> **Your assignment**
How many lines below contain the word "troubleshooter"? Reply solely with the number.

(Items from a data source)
· · ·

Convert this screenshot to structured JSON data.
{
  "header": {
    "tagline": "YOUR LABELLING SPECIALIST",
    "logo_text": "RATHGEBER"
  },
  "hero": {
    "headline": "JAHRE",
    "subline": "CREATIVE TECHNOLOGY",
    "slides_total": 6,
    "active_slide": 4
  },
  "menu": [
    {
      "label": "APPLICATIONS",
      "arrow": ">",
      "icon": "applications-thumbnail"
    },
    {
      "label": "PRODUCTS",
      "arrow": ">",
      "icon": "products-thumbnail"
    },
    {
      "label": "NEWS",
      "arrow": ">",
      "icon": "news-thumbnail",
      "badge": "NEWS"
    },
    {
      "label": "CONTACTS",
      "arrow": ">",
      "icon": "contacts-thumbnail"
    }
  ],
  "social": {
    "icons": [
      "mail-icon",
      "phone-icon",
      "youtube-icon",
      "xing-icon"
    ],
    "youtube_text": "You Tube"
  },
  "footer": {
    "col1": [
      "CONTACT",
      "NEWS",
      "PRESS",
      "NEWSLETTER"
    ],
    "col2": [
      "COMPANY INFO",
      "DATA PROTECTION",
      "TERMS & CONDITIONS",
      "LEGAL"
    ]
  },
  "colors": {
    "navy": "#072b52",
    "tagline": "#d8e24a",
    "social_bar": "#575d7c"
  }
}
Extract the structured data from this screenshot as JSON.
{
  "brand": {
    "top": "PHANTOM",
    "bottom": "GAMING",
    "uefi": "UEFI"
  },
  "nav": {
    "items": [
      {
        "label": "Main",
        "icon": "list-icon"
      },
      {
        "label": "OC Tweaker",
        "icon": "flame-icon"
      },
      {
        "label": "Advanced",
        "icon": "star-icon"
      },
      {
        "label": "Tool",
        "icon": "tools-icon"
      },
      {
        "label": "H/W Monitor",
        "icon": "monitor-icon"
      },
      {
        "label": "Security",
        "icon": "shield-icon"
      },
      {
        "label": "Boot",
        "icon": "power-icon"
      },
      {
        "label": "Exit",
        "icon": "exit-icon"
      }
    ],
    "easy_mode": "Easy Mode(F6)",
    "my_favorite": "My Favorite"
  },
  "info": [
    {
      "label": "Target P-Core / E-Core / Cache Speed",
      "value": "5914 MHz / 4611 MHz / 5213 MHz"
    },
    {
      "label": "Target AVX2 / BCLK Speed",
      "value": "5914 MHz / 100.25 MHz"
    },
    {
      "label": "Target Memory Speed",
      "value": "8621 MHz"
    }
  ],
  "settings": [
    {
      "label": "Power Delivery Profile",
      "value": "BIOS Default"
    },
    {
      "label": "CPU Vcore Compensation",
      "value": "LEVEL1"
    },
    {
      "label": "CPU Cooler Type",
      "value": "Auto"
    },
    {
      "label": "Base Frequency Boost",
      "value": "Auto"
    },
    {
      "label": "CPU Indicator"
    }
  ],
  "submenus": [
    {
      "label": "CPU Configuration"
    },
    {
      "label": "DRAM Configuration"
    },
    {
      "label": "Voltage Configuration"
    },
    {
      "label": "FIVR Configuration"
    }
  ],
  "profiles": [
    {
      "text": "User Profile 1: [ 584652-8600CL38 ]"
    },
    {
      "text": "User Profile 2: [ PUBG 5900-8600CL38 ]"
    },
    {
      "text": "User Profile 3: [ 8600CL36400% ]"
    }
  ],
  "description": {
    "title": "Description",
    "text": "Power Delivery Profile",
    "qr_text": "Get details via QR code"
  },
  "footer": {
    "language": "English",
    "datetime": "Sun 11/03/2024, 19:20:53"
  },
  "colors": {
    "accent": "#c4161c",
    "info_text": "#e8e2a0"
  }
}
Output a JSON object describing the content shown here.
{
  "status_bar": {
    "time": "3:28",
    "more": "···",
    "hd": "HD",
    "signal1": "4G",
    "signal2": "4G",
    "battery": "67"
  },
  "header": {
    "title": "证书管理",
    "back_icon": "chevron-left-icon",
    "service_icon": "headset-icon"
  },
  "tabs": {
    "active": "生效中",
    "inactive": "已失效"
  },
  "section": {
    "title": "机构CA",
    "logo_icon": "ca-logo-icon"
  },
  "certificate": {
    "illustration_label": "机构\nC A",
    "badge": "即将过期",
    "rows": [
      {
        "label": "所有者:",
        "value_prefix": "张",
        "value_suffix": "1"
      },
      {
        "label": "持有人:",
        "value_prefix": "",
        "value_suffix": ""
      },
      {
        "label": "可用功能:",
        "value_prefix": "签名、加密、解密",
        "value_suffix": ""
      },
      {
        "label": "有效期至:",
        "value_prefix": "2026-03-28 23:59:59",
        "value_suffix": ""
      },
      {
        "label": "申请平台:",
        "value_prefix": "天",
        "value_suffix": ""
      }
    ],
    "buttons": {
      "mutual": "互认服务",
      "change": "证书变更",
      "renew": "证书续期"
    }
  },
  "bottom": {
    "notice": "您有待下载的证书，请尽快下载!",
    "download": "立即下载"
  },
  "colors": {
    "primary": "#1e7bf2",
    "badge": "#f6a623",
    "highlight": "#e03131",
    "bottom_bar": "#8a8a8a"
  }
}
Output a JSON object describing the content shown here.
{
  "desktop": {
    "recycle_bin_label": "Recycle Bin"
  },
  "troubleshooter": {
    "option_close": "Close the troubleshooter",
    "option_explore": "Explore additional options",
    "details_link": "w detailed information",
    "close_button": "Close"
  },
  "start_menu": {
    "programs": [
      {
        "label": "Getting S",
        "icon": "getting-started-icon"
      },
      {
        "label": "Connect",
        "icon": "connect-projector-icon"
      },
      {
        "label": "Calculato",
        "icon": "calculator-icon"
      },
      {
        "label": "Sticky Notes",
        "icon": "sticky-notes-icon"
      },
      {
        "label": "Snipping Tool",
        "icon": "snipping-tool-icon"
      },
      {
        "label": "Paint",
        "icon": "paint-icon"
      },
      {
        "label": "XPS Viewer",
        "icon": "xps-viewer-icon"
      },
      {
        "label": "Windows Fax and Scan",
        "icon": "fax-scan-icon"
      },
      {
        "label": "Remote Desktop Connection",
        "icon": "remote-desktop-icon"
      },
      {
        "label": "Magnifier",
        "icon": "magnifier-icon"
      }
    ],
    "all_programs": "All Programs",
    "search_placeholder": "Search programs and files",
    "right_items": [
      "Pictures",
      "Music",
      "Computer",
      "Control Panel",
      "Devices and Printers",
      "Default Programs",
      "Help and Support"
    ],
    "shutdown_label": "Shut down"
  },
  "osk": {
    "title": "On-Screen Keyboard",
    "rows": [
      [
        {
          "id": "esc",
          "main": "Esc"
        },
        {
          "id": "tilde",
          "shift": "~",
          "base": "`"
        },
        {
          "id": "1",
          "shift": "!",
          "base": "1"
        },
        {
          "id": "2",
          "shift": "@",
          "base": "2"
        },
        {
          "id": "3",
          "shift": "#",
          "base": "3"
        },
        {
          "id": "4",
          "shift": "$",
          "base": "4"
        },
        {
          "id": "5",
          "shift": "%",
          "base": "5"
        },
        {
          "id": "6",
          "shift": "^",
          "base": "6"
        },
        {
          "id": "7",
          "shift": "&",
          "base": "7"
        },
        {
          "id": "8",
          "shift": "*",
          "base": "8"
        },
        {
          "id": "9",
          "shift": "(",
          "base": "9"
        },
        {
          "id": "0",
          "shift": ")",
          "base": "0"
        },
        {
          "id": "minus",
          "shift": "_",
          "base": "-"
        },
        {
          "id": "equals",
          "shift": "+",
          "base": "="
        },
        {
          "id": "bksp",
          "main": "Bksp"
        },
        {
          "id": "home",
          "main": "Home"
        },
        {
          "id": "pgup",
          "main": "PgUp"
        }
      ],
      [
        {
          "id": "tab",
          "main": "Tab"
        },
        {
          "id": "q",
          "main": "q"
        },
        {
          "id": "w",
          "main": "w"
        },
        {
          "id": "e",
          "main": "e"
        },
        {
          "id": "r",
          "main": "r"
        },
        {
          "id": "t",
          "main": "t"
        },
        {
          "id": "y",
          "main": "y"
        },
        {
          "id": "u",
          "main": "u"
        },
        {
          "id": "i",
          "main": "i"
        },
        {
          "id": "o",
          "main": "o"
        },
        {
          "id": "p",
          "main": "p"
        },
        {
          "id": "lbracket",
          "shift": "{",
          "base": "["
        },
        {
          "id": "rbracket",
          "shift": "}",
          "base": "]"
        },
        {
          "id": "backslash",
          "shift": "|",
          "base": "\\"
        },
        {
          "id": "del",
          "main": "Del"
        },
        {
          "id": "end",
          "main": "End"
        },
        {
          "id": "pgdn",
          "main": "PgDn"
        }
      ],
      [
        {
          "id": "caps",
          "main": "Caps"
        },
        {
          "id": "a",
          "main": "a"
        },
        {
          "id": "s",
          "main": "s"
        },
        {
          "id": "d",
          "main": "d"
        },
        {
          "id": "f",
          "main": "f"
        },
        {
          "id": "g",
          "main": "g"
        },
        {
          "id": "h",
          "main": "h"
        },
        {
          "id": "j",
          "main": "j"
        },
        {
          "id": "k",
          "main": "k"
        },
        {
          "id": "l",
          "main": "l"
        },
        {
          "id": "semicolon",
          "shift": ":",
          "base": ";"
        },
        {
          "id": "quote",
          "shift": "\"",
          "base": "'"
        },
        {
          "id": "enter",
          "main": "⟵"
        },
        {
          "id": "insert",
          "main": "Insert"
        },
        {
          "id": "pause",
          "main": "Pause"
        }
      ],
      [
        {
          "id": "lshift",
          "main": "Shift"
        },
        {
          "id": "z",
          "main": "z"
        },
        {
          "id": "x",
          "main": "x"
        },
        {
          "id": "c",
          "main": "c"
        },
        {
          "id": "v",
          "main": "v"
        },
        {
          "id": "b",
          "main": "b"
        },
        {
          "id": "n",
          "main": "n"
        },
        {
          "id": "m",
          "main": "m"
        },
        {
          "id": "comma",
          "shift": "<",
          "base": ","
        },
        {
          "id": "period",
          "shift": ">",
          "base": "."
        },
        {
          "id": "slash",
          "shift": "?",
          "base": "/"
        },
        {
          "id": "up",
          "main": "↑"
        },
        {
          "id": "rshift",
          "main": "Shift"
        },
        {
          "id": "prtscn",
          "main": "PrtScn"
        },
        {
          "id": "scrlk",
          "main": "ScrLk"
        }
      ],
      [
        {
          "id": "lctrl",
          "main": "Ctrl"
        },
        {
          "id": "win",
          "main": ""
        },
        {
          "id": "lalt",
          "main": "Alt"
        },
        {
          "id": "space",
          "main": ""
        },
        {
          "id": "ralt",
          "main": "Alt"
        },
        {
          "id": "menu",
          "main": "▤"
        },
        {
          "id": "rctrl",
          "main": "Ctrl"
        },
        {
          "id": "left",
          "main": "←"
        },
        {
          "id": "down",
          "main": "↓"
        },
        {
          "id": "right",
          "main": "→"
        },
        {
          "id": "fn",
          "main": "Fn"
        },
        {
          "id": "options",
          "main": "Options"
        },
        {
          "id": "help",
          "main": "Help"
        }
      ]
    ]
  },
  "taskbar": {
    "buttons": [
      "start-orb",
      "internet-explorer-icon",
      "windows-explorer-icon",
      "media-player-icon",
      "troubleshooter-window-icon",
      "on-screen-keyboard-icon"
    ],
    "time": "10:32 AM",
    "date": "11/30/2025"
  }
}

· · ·

> **Answer for this exercise**
3